▼

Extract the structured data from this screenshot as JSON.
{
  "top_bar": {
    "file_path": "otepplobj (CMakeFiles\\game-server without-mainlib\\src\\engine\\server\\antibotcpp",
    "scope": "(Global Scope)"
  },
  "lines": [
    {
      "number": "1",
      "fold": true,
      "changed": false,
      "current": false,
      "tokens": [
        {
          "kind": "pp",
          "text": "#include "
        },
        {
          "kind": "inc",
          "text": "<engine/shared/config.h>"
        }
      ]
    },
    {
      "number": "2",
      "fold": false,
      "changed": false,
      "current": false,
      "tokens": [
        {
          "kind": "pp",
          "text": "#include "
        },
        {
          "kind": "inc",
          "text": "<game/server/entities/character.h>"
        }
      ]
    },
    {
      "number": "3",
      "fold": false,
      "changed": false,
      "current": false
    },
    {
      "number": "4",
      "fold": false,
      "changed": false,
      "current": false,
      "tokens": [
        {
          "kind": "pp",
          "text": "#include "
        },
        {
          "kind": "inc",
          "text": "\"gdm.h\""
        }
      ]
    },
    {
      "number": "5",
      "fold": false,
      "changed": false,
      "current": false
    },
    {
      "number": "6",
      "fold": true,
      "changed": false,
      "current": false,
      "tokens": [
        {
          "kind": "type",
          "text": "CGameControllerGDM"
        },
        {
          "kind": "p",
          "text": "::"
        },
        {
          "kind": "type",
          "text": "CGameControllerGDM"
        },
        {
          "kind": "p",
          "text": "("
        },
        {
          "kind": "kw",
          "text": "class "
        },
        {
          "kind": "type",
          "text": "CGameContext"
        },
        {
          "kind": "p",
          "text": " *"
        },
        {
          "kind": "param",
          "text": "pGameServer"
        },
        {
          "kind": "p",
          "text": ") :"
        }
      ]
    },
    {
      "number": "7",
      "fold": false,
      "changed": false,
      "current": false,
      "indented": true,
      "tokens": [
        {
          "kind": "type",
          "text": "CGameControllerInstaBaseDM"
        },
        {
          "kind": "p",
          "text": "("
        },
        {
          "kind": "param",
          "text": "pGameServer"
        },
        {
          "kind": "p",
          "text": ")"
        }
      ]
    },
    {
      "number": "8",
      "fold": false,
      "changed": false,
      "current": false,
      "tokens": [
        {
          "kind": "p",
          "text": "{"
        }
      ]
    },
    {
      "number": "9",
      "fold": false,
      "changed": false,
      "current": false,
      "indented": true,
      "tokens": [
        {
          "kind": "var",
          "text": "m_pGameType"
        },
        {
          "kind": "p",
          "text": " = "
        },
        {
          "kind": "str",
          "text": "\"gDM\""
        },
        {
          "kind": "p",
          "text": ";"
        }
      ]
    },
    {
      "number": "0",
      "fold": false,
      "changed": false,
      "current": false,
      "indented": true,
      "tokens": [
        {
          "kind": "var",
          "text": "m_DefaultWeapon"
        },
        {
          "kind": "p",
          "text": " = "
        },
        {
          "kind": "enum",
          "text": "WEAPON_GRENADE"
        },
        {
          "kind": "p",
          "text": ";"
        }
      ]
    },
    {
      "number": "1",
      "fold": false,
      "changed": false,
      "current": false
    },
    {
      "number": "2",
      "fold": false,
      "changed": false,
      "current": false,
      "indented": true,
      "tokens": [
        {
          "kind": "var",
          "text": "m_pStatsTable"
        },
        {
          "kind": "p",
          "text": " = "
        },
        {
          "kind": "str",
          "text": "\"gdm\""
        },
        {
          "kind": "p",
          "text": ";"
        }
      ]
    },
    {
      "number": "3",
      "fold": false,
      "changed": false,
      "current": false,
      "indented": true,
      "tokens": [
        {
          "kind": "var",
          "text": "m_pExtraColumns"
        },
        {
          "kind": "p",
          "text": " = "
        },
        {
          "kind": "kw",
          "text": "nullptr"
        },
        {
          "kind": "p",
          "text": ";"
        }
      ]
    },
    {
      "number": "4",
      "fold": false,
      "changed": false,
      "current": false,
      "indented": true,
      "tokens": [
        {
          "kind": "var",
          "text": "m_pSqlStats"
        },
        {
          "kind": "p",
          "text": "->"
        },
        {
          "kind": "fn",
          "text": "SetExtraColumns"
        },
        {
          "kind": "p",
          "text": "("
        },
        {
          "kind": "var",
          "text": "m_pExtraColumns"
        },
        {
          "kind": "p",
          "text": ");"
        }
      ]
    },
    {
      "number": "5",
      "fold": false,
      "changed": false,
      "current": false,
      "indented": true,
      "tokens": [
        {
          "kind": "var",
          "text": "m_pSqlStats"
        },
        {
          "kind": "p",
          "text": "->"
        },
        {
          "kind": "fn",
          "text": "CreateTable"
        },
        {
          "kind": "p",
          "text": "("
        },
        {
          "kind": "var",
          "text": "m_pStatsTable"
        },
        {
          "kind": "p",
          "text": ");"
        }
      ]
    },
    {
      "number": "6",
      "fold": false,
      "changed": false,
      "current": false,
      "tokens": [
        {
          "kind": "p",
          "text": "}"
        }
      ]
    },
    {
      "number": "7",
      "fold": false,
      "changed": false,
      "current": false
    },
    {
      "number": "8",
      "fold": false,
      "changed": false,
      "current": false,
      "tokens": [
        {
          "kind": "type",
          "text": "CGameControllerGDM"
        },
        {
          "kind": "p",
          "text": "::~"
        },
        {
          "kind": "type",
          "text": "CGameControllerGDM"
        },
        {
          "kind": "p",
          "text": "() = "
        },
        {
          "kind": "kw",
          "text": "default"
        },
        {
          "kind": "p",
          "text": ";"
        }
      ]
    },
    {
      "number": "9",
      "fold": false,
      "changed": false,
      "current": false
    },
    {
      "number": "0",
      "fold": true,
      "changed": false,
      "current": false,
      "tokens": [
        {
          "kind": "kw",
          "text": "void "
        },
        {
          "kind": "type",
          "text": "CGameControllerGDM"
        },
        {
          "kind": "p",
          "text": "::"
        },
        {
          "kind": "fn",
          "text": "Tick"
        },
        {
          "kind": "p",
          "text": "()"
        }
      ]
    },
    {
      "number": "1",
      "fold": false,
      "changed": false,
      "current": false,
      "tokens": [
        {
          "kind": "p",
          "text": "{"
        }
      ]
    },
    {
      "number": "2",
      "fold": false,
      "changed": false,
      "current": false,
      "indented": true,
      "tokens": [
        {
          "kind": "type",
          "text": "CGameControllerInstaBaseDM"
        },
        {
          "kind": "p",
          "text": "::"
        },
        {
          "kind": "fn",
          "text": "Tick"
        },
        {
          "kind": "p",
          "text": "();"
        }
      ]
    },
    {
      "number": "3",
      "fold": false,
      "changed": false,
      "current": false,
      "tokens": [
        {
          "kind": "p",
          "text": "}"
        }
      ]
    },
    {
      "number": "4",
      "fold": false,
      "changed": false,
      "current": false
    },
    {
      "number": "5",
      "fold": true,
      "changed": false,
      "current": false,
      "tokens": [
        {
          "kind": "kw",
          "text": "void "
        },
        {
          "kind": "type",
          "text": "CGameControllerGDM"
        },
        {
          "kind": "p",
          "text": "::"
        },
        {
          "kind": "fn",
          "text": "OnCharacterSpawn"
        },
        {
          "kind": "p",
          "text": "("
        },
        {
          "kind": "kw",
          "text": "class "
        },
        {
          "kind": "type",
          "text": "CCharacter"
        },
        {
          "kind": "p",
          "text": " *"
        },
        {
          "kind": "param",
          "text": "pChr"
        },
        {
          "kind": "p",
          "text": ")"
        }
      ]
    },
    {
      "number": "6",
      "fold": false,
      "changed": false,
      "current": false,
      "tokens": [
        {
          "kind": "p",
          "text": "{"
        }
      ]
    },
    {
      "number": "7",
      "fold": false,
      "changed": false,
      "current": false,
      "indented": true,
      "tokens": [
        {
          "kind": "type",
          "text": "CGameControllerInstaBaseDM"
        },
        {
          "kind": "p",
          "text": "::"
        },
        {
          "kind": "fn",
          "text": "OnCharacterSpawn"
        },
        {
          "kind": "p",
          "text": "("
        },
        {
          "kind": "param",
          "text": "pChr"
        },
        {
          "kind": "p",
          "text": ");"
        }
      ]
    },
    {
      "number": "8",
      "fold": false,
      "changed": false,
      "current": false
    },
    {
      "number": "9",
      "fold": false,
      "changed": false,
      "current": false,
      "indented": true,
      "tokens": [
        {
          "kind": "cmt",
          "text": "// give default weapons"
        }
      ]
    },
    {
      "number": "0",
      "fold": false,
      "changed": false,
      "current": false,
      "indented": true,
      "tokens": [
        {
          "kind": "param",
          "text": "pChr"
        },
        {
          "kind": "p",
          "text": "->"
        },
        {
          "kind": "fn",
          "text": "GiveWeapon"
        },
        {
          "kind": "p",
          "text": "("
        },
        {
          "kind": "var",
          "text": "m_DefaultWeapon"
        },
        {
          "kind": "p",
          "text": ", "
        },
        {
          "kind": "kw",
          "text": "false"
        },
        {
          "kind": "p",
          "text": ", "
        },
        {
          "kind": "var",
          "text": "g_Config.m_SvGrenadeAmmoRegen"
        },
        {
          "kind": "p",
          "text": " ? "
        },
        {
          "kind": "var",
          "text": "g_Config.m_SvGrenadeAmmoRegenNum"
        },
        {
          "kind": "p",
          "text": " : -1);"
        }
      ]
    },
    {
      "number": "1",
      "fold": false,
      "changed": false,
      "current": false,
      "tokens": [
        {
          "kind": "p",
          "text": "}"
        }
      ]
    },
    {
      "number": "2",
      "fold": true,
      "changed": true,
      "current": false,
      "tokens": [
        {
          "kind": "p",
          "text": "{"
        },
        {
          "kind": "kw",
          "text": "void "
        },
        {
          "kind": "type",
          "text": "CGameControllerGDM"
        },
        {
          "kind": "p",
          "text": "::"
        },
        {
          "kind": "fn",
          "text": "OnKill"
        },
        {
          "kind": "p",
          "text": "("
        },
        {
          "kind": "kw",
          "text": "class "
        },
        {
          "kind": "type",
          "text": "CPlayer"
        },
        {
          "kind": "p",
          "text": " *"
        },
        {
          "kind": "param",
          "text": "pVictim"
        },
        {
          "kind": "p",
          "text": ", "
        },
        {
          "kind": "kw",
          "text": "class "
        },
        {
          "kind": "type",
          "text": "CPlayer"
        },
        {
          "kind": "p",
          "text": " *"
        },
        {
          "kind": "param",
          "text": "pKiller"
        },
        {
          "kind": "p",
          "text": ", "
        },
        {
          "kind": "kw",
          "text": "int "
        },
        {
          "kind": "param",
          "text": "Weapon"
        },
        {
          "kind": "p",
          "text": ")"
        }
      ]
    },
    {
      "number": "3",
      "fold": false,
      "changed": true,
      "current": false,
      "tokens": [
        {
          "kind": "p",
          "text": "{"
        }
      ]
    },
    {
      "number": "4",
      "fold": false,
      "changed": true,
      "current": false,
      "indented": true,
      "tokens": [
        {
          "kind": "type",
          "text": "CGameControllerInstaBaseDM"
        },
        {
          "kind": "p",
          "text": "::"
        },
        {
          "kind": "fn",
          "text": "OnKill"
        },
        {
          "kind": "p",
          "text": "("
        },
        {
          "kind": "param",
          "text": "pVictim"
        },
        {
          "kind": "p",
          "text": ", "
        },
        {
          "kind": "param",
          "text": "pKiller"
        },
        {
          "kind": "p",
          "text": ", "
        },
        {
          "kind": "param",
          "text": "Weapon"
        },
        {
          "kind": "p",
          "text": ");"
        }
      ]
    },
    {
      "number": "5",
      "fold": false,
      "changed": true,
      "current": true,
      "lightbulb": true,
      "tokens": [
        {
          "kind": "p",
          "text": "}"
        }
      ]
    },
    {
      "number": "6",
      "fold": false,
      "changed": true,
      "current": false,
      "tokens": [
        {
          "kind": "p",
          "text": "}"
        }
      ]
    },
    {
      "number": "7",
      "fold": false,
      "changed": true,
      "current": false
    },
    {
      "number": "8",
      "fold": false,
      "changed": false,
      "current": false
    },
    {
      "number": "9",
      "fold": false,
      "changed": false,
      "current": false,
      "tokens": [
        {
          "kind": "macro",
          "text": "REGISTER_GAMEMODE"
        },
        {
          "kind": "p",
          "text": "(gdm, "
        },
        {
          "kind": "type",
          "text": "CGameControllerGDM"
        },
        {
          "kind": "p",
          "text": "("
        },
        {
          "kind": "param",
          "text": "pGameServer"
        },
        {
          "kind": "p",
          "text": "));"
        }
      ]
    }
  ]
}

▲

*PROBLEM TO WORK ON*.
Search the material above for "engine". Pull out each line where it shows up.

*EXERCISE OUTPUT*.
    "file_path": "otepplobj (CMakeFiles\\game-server without-mainlib\\src\\engine\\server\\antibotcpp",
          "text": "<engine/shared/config.h>"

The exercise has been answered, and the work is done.